I clicked through to David Chalmers's powerpoint slides on Ontological Indeterminacy yesterday, wondering if I might get a discussion of ontic vagueness. In fact I found something else equally interesting: a discussion of 'deflationary' (=, roughly, Carnapian) views about certain existential questions.
I have a few comments (though NB I have not heard the full talk, so maybe some of these points are addressed there):
1. I'm not sure whether the kind of 'relativism' Chalmers describes should count as deflationary. To say that there are many equally good answers to a question (which I think is the core of the proposed 'relativism') is prima facie different from saying that there is *no* substantial answer to the question (deflationism). To get the latter from the former we seem to need to assume that relativism about answers to a question is incompatible with the thought that the question and its answers are metaphysically substantial.
2. I think substantial ontological existence claims can be what Chalmers calls 'lightweight', i.e. a priori knowable or analytic or something in that area. Which is to say, in effect, that I don't think 'lightweight' (a priori knowable) existential claims need be genuinely lightweight. The envisaged connection between 'lightweightness' and real , metaphysical, lightweightness is, I guess, supposed to be effected by the thought that a priori reflection can only address what Carnap would call 'internal' questions, while genuinely heavyweight ontological questions must be 'external'. But personally (for what it's worth), I think concept-led a priori reflection might well lead to knowledge of substantial conclusions, including existential conclusions.
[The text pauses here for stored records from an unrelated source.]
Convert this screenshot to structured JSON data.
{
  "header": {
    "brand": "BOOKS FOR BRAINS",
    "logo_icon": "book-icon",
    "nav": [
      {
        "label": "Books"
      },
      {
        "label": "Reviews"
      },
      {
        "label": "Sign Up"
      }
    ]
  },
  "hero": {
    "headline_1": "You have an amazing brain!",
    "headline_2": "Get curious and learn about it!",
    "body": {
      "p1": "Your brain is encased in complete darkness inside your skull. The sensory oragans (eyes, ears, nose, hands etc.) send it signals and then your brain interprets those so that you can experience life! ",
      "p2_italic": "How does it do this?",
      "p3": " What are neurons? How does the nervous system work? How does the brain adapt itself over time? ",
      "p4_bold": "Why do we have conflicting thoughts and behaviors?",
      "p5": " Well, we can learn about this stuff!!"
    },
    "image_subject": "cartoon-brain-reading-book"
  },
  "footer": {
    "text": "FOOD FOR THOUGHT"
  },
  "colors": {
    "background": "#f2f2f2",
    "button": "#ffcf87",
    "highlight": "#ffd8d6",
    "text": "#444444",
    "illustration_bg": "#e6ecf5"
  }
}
Once we acknowledge that concepts can be grounded - i.e. sensitive to the way the world is in such a way as to make them good epistemic guides to reality - we can think (in Carnapian terms) of frameworks as being selected on more-than-pragmatic grounds, that is, selected for their fit with the world. And then there is no reason to doubt that a priori reflection on concepts within a framework can give us epistemically respectable answers to (what Carnap would have called) external questions.